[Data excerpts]

>>>>

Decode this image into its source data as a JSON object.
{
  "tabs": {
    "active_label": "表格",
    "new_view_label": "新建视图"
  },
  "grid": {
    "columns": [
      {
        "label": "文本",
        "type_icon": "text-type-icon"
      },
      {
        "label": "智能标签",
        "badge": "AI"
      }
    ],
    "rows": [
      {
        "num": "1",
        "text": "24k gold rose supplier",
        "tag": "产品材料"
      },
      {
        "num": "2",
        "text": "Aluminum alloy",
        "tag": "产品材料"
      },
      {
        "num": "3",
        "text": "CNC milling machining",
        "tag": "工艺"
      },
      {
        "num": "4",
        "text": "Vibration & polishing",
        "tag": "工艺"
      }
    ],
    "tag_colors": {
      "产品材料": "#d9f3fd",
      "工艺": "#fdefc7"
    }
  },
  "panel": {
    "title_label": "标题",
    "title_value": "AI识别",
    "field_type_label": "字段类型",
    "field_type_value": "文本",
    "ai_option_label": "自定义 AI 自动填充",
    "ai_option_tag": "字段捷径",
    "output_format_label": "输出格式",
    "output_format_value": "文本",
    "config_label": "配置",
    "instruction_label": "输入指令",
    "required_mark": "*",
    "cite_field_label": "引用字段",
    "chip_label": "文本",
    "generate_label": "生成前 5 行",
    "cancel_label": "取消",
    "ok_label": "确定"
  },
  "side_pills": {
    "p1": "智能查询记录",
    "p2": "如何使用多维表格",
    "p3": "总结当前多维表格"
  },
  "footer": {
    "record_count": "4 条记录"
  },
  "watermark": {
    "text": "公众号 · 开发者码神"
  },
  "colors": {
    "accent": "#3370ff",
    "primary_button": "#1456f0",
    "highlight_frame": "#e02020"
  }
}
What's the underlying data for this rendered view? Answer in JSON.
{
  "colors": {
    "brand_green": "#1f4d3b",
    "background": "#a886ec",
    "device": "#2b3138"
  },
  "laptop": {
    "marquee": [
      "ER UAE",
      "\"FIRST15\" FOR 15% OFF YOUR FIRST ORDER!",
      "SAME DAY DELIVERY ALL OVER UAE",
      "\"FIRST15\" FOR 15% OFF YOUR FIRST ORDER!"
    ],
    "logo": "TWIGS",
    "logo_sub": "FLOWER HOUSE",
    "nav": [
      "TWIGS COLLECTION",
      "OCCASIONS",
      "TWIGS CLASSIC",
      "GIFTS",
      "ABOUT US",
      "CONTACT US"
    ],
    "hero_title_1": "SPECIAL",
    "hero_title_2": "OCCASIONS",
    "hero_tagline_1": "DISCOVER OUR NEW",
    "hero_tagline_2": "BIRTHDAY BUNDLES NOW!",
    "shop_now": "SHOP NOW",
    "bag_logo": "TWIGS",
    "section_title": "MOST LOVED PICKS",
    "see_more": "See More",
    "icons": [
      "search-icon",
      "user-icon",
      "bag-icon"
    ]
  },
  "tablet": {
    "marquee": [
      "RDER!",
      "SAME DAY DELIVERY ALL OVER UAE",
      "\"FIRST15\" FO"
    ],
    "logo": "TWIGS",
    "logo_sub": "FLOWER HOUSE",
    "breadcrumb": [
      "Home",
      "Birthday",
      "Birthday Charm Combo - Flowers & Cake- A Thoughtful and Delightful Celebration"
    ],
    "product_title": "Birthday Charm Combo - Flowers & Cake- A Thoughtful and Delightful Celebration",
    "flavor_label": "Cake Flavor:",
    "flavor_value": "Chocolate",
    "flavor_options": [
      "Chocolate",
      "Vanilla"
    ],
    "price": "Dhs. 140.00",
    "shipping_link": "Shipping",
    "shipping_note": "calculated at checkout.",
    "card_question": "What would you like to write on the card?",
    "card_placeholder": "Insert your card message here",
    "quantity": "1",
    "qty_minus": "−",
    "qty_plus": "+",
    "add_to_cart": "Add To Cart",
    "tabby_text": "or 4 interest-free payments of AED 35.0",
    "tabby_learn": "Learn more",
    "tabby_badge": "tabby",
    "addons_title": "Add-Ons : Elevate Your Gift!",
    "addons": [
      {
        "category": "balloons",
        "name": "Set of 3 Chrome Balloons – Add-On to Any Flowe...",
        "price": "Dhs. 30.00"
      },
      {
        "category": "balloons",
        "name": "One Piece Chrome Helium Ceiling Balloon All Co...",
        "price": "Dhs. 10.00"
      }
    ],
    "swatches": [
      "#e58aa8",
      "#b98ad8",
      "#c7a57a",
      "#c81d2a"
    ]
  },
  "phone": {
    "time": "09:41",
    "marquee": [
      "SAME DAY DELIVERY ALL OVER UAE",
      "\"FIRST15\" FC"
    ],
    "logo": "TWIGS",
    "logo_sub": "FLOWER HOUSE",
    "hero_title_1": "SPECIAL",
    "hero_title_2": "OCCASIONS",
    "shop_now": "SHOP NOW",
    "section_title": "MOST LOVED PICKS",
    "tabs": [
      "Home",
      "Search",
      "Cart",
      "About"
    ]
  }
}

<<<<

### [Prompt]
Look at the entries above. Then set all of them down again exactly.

### [Written solution]
Decode this image into its source data as a JSON object.
{
  "tabs": {
    "active_label": "表格",
    "new_view_label": "新建视图"
  },
  "grid": {
    "columns": [
      {
        "label": "文本",
        "type_icon": "text-type-icon"
      },
      {
        "label": "智能标签",
        "badge": "AI"
      }
    ],
    "rows": [
      {
        "num": "1",
        "text": "24k gold rose supplier",
        "tag": "产品材料"
      },
      {
        "num": "2",
        "text": "Aluminum alloy",
        "tag": "产品材料"
      },
      {
        "num": "3",
        "text": "CNC milling machining",
        "tag": "工艺"
      },
      {
        "num": "4",
        "text": "Vibration & polishing",
        "tag": "工艺"
      }
    ],
    "tag_colors": {
      "产品材料": "#d9f3fd",
      "工艺": "#fdefc7"
    }
  },
  "panel": {
    "title_label": "标题",
    "title_value": "AI识别",
    "field_type_label": "字段类型",
    "field_type_value": "文本",
    "ai_option_label": "自定义 AI 自动填充",
    "ai_option_tag": "字段捷径",
    "output_format_label": "输出格式",
    "output_format_value": "文本",
    "config_label": "配置",
    "instruction_label": "输入指令",
    "required_mark": "*",
    "cite_field_label": "引用字段",
    "chip_label": "文本",
    "generate_label": "生成前 5 行",
    "cancel_label": "取消",
    "ok_label": "确定"
  },
  "side_pills": {
    "p1": "智能查询记录",
    "p2": "如何使用多维表格",
    "p3": "总结当前多维表格"
  },
  "footer": {
    "record_count": "4 条记录"
  },
  "watermark": {
    "text": "公众号 · 开发者码神"
  },
  "colors": {
    "accent": "#3370ff",
    "primary_button": "#1456f0",
    "highlight_frame": "#e02020"
  }
}
What's the underlying data for this rendered view? Answer in JSON.
{
  "colors": {
    "brand_green": "#1f4d3b",
    "background": "#a886ec",
    "device": "#2b3138"
  },
  "laptop": {
    "marquee": [
      "ER UAE",
      "\"FIRST15\" FOR 15% OFF YOUR FIRST ORDER!",
      "SAME DAY DELIVERY ALL OVER UAE",
      "\"FIRST15\" FOR 15% OFF YOUR FIRST ORDER!"
    ],
    "logo": "TWIGS",
    "logo_sub": "FLOWER HOUSE",
    "nav": [
      "TWIGS COLLECTION",
      "OCCASIONS",
      "TWIGS CLASSIC",
      "GIFTS",
      "ABOUT US",
      "CONTACT US"
    ],
    "hero_title_1": "SPECIAL",
    "hero_title_2": "OCCASIONS",
    "hero_tagline_1": "DISCOVER OUR NEW",
    "hero_tagline_2": "BIRTHDAY BUNDLES NOW!",
    "shop_now": "SHOP NOW",
    "bag_logo": "TWIGS",
    "section_title": "MOST LOVED PICKS",
    "see_more": "See More",
    "icons": [
      "search-icon",
      "user-icon",
      "bag-icon"
    ]
  },
  "tablet": {
    "marquee": [
      "RDER!",
      "SAME DAY DELIVERY ALL OVER UAE",
      "\"FIRST15\" FO"
    ],
    "logo": "TWIGS",
    "logo_sub": "FLOWER HOUSE",
    "breadcrumb": [
      "Home",
      "Birthday",
      "Birthday Charm Combo - Flowers & Cake- A Thoughtful and Delightful Celebration"
    ],
    "product_title": "Birthday Charm Combo - Flowers & Cake- A Thoughtful and Delightful Celebration",
    "flavor_label": "Cake Flavor:",
    "flavor_value": "Chocolate",
    "flavor_options": [
      "Chocolate",
      "Vanilla"
    ],
    "price": "Dhs. 140.00",
    "shipping_link": "Shipping",
    "shipping_note": "calculated at checkout.",
    "card_question": "What would you like to write on the card?",
    "card_placeholder": "Insert your card message here",
    "quantity": "1",
    "qty_minus": "−",
    "qty_plus": "+",
    "add_to_cart": "Add To Cart",
    "tabby_text": "or 4 interest-free payments of AED 35.0",
    "tabby_learn": "Learn more",
    "tabby_badge": "tabby",
    "addons_title": "Add-Ons : Elevate Your Gift!",
    "addons": [
      {
        "category": "balloons",
        "name": "Set of 3 Chrome Balloons – Add-On to Any Flowe...",
        "price": "Dhs. 30.00"
      },
      {
        "category": "balloons",
        "name": "One Piece Chrome Helium Ceiling Balloon All Co...",
        "price": "Dhs. 10.00"
      }
    ],
    "swatches": [
      "#e58aa8",
      "#b98ad8",
      "#c7a57a",
      "#c81d2a"
    ]
  },
  "phone": {
    "time": "09:41",
    "marquee": [
      "SAME DAY DELIVERY ALL OVER UAE",
      "\"FIRST15\" FC"
    ],
    "logo": "TWIGS",
    "logo_sub": "FLOWER HOUSE",
    "hero_title_1": "SPECIAL",
    "hero_title_2": "OCCASIONS",
    "shop_now": "SHOP NOW",
    "section_title": "MOST LOVED PICKS",
    "tabs": [
      "Home",
      "Search",
      "Cart",
      "About"
    ]
  }
}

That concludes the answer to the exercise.